But I was motivated by sheer pain and discomfort. Every time I moved a sharp pain would shoot through my neck and into my head, and I felt like I was going to vomit. So I headed to the infirmary. Of course I started off on the wrong foot and walked in through Emergency, but they read my note and quickly led me to the main reception area. They took my residency card and did the paperwork for me, and after a couple of minutes a nurse gestured for me to follow her. She led me to an office labeled 'Neurosurgery'. Neurosurgery? Are guys sure you read that note right? I'm pretty sure I just have a few kinks in my back. Operating on my brain probably isn't necessary. I eyed all the escape routes and thought about making a break for it, but being in the physical condition of a 90 year-old wasn't doing me any favours. I walked in and there was a doctor waiting for me. After realizing I couldn't carry a medical-related conversation in Korean, he switched to English and explained he wanted to do intense physical therapy on me - maybe five or six times over the next couple of weeks and would then re-evaluate me. He sent me out with the nurse and she took me back to reception where I paid about $8 for the appointment and the therapy.
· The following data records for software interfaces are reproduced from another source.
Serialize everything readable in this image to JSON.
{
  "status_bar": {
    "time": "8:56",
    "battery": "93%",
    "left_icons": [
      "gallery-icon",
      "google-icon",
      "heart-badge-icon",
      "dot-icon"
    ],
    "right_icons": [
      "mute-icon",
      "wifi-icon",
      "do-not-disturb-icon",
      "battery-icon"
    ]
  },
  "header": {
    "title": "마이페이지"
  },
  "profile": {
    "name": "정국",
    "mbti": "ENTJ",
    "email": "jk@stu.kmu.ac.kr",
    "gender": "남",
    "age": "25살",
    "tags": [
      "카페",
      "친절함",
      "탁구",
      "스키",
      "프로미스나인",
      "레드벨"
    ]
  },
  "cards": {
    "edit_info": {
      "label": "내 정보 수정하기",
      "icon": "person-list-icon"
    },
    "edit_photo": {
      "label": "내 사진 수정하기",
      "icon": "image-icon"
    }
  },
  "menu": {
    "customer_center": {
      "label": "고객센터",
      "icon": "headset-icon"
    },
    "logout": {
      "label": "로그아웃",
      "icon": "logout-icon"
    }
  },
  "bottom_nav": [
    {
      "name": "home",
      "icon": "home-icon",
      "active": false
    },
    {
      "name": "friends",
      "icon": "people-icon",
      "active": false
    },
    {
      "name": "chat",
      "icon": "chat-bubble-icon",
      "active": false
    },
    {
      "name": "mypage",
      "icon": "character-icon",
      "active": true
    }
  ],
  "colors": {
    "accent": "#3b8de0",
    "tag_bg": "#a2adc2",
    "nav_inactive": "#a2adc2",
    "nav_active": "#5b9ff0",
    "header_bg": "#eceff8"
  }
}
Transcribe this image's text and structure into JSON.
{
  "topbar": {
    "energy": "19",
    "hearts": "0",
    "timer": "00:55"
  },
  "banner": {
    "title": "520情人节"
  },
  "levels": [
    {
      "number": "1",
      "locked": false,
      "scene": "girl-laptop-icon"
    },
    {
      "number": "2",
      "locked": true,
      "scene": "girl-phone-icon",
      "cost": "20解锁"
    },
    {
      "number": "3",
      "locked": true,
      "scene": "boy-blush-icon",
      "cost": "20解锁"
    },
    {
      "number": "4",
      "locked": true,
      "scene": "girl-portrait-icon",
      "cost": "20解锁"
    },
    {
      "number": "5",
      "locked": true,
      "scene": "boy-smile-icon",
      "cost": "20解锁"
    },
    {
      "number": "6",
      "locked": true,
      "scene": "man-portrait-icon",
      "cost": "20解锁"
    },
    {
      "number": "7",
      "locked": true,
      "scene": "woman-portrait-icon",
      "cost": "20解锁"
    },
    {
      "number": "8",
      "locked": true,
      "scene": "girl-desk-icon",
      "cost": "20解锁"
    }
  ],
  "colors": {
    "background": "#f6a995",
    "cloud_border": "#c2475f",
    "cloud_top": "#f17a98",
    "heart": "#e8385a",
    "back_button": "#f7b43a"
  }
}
Then it was downstairs to the physio ward where I was immediately shown to a private room, hooked up to a machine and given electrotherapy for 30 minutes followed by a ten minute massage. That was it. Game over. No brain surgery. They told me to come back pointed at the calender and showed me when they're open and when I could come back. Feeling much better, I headed outside, jumped crawled in a taxi and headed home. I haven't been able to go back yet but I've been feeling much better - the medication is working.